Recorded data
-------

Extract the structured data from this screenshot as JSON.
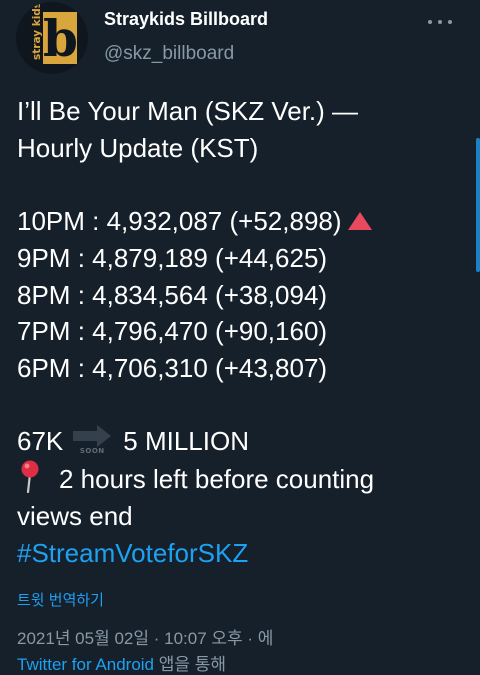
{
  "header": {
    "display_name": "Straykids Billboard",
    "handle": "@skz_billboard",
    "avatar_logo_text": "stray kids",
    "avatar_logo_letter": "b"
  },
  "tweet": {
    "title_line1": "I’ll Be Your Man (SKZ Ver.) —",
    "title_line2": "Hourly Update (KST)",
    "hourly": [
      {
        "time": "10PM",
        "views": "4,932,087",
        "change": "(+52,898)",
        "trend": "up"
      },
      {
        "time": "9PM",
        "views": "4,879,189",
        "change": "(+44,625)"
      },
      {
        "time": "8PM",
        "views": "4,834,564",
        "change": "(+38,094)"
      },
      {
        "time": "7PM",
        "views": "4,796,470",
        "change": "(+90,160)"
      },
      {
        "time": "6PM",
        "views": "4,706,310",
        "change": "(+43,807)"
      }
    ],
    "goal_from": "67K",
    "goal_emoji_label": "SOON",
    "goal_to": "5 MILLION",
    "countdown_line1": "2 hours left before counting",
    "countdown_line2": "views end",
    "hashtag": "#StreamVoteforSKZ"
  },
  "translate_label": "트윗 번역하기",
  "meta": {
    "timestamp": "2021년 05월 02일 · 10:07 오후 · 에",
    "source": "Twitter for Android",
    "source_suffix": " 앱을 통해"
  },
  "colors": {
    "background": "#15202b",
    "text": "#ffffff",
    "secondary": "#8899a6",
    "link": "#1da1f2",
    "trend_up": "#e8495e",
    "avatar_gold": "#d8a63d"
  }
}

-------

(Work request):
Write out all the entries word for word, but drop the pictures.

(Expected answer):
Extract the structured data from this screenshot as JSON.
{
  "header": {
    "display_name": "Straykids Billboard",
    "handle": "@skz_billboard",
    "avatar_logo_text": "stray kids",
    "avatar_logo_letter": "b"
  },
  "tweet": {
    "title_line1": "I’ll Be Your Man (SKZ Ver.) —",
    "title_line2": "Hourly Update (KST)",
    "hourly": [
      {
        "time": "10PM",
        "views": "4,932,087",
        "change": "(+52,898)",
        "trend": "up"
      },
      {
        "time": "9PM",
        "views": "4,879,189",
        "change": "(+44,625)"
      },
      {
        "time": "8PM",
        "views": "4,834,564",
        "change": "(+38,094)"
      },
      {
        "time": "7PM",
        "views": "4,796,470",
        "change": "(+90,160)"
      },
      {
        "time": "6PM",
        "views": "4,706,310",
        "change": "(+43,807)"
      }
    ],
    "goal_from": "67K",
    "goal_emoji_label": "SOON",
    "goal_to": "5 MILLION",
    "countdown_line1": "2 hours left before counting",
    "countdown_line2": "views end",
    "hashtag": "#StreamVoteforSKZ"
  },
  "translate_label": "트윗 번역하기",
  "meta": {
    "timestamp": "2021년 05월 02일 · 10:07 오후 · 에",
    "source": "Twitter for Android",
    "source_suffix": " 앱을 통해"
  },
  "colors": {
    "background": "#15202b",
    "text": "#ffffff",
    "secondary": "#8899a6",
    "link": "#1da1f2",
    "trend_up": "#e8495e",
    "avatar_gold": "#d8a63d"
  }
}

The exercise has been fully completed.